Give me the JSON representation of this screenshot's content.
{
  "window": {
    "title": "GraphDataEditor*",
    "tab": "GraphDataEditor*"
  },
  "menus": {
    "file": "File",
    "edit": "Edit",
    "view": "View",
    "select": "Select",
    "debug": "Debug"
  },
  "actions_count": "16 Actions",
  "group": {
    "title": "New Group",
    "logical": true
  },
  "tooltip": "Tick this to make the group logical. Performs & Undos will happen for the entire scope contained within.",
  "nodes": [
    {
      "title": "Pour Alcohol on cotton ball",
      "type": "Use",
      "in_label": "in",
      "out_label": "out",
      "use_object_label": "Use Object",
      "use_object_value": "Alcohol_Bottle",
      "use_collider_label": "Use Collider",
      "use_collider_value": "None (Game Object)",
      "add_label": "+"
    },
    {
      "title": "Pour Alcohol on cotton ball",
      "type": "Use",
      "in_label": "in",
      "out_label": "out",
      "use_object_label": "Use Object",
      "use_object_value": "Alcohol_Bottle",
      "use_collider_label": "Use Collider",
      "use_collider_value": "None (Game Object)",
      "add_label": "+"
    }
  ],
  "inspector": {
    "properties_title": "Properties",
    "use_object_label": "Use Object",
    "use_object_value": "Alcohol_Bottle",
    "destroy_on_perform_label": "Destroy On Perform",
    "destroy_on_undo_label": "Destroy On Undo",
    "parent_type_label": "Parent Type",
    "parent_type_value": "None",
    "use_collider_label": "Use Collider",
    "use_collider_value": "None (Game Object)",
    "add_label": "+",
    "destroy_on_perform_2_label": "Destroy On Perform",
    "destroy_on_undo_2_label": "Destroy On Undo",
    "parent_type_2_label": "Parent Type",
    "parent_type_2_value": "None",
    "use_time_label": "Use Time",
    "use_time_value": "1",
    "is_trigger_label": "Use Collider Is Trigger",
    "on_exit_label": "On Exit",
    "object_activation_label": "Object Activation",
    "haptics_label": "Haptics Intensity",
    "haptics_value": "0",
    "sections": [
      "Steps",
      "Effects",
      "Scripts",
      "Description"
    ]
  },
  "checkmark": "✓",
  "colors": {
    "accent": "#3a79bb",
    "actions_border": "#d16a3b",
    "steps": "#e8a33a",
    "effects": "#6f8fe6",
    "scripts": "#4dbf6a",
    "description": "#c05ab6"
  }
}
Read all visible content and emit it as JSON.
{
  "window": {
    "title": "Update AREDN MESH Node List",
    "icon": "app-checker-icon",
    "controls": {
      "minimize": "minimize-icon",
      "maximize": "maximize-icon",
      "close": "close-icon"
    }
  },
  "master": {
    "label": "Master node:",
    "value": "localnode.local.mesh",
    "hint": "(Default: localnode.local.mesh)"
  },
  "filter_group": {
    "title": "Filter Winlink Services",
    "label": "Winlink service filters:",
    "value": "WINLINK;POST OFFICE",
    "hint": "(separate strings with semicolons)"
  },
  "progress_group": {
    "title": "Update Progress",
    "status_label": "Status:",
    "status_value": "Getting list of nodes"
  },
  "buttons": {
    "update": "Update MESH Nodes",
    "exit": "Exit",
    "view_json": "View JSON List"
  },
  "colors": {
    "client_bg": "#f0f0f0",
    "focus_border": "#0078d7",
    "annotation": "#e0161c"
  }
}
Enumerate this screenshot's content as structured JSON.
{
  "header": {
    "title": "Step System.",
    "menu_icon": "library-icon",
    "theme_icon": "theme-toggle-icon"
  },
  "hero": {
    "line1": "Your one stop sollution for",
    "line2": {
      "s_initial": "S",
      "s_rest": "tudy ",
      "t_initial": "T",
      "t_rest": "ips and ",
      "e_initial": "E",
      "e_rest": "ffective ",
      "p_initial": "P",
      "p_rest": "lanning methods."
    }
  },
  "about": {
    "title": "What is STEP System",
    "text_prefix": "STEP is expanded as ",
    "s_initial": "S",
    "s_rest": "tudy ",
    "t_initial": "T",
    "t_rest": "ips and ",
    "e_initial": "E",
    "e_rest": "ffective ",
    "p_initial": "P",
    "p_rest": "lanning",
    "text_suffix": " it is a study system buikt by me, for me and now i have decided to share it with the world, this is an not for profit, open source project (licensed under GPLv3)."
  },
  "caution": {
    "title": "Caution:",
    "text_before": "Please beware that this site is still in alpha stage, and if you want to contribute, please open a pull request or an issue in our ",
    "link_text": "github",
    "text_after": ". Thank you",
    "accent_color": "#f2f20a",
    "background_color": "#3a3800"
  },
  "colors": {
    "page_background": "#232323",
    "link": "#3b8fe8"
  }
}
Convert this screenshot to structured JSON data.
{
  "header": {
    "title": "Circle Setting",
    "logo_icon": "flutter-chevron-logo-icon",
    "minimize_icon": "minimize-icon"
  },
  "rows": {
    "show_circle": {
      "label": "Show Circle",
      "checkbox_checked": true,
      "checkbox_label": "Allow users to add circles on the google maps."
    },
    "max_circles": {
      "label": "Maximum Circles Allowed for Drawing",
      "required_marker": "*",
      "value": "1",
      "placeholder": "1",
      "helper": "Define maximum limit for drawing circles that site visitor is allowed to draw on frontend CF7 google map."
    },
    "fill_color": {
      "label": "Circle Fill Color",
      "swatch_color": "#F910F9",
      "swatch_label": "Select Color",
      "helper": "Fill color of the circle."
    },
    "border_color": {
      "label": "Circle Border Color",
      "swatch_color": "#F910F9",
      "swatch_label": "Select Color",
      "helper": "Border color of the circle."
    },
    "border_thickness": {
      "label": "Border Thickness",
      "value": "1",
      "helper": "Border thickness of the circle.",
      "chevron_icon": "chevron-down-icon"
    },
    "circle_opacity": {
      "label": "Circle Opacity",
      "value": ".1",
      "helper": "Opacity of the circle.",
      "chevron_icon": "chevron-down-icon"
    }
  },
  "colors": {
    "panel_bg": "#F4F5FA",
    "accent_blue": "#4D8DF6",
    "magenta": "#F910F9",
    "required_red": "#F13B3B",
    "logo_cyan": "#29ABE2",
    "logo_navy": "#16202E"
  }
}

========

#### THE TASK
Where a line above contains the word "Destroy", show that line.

#### TASK SOLUTION
    "destroy_on_perform_label": "Destroy On Perform",
    "destroy_on_undo_label": "Destroy On Undo",
    "destroy_on_perform_2_label": "Destroy On Perform",
    "destroy_on_undo_2_label": "Destroy On Undo",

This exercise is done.